* Listed entries *

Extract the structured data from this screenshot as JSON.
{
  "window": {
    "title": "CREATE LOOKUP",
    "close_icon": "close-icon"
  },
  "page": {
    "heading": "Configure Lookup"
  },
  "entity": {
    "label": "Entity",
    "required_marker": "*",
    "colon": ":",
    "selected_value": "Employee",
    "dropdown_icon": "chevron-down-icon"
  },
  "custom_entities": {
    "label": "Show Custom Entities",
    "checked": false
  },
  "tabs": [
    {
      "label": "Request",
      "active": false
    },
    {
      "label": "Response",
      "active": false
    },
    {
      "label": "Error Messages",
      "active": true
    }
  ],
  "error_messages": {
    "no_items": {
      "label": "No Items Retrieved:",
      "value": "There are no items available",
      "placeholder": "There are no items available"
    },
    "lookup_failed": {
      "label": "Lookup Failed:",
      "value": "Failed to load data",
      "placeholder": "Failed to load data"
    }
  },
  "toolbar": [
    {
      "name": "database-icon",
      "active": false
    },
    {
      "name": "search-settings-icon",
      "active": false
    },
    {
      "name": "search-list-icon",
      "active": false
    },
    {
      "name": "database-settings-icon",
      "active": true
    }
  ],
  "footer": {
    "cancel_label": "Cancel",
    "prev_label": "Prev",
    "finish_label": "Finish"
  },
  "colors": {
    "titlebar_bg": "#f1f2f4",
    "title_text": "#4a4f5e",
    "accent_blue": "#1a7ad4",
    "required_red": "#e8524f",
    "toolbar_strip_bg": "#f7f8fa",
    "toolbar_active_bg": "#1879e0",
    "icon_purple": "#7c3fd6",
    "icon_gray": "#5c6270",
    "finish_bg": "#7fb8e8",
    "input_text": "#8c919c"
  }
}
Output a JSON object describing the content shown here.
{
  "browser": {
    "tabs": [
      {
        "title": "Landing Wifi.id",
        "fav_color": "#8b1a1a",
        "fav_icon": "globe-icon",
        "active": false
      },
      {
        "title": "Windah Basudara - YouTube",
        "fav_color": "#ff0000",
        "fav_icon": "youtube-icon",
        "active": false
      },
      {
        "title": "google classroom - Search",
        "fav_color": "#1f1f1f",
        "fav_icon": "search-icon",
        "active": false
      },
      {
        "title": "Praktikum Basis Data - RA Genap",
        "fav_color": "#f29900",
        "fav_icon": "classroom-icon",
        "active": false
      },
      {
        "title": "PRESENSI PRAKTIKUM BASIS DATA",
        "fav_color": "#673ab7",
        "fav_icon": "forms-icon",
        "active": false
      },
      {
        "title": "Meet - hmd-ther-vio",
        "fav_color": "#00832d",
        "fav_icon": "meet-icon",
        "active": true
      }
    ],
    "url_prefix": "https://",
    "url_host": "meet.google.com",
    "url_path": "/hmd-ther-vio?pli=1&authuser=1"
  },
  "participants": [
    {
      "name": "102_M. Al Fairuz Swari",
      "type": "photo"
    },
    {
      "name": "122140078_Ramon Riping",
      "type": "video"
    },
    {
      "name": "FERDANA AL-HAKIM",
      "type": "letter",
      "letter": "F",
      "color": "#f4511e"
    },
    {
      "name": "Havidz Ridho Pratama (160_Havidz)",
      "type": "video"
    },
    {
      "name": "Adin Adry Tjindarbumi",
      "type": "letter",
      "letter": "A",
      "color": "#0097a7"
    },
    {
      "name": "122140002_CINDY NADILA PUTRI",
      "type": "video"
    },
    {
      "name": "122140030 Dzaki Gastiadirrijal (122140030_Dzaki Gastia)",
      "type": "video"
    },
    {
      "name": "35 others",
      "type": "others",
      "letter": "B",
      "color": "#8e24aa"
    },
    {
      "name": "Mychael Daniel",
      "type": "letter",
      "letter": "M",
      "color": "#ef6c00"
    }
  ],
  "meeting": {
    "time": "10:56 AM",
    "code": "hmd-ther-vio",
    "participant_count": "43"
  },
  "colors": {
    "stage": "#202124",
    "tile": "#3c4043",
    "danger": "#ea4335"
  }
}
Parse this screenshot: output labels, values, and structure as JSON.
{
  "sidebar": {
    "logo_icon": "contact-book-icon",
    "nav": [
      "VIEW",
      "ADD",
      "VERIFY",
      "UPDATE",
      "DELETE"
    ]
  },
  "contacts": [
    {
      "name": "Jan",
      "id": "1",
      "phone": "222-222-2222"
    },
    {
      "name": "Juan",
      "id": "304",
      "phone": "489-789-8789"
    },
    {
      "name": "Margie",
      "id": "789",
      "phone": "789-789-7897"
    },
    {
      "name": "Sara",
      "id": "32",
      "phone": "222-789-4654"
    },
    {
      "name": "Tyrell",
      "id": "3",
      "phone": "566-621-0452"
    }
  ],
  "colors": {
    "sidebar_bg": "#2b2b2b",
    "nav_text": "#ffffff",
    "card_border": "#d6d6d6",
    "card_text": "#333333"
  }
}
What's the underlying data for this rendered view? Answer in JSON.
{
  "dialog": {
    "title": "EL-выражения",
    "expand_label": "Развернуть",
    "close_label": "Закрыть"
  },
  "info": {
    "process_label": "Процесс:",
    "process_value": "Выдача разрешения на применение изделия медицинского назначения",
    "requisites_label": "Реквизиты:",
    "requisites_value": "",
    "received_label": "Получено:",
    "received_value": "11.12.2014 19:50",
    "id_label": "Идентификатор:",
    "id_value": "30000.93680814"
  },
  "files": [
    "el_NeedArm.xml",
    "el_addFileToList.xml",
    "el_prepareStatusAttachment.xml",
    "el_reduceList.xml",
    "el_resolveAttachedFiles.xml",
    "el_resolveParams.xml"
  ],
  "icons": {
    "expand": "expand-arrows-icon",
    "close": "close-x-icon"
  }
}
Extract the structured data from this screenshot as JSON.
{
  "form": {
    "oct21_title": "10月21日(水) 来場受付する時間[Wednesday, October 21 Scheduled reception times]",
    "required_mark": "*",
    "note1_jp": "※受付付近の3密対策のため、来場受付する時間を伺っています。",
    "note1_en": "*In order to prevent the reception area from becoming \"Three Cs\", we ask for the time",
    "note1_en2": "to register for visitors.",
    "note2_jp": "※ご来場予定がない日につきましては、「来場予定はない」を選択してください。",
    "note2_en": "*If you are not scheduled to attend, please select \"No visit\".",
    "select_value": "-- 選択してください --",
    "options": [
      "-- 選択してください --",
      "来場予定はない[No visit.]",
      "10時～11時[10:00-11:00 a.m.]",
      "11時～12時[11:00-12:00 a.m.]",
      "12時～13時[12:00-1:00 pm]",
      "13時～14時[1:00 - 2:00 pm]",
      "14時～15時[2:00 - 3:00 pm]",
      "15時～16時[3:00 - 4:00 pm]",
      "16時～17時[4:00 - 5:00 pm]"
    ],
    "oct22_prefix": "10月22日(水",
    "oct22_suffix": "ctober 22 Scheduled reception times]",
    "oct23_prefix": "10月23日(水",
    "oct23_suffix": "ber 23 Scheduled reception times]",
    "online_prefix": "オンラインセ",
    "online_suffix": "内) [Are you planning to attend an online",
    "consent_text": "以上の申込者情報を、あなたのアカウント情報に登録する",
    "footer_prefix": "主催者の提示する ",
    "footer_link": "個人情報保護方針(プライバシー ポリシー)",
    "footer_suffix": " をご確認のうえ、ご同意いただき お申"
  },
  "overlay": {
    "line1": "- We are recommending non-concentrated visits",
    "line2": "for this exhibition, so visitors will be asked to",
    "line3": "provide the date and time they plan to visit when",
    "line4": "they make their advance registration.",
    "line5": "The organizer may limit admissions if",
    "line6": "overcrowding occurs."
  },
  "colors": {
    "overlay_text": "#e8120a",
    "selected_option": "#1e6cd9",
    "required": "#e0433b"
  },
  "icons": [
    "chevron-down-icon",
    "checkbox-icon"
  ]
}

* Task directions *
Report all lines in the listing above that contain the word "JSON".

* Task solution *
Extract the structured data from this screenshot as JSON.
Output a JSON object describing the content shown here.
Parse this screenshot: output labels, values, and structure as JSON.
What's the underlying data for this rendered view? Answer in JSON.
Extract the structured data from this screenshot as JSON.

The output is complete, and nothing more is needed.